Read about Dr. Eleanor Schofield's proposed talk to be held at Materials Today's New Scientist Live event on 23 September 2016.

Dr. Eleanor Schofield
Dr. Eleanor Schofield


The Mary Rose, a flagship of Henry VIII’s English fleet, sank off the coast of Portsmouth in 1545. The hull is now on display in Portsmouth Historic Dockyard and reunited with a number of the discovered artefacts. These provide us with a unique insight into Tudor Maritime life and act as a time capsule for this particular moment in history.  The artefacts recovered are both organic and inorganic, and need specialist and often tailored treatments to ensure their longevity and preservation for years to come. In this talk, an overview of the conservation techniques and strategies employed over the last three decades will be given. Alongside this, the criticality of new advanced materials and technologies, to the conservation of these precious artefacts, will be demonstrated.
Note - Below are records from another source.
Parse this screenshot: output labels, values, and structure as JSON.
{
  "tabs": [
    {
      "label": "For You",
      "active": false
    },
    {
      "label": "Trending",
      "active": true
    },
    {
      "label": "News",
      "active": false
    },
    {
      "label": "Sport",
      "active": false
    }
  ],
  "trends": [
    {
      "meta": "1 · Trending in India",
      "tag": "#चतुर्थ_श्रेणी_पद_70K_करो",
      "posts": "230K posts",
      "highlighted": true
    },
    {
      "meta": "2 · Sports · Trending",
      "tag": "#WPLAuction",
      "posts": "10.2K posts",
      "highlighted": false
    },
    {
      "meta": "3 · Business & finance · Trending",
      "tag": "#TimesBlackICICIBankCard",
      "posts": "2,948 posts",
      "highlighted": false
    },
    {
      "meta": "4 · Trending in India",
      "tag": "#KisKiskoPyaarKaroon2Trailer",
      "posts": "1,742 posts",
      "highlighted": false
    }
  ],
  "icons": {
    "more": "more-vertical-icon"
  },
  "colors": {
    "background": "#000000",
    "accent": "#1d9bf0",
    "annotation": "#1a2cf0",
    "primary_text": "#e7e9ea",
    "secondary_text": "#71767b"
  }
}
Dr. Eleanor Schofield is currently the Head of Conservation and Collections Care at the Mary Rose Trust. After completing her PhD in Materials Science at Imperial College London in 2006, she completed research posts at Stanford Synchrotron Radiation Laboratory and the University of Kent. She joined the Mary Rose Trust in 2012 and is now responsible for the conservation of the Mary Rose hull and associated artefacts, the care and management of the collection and research into novel conservation treatments and characterisation methods.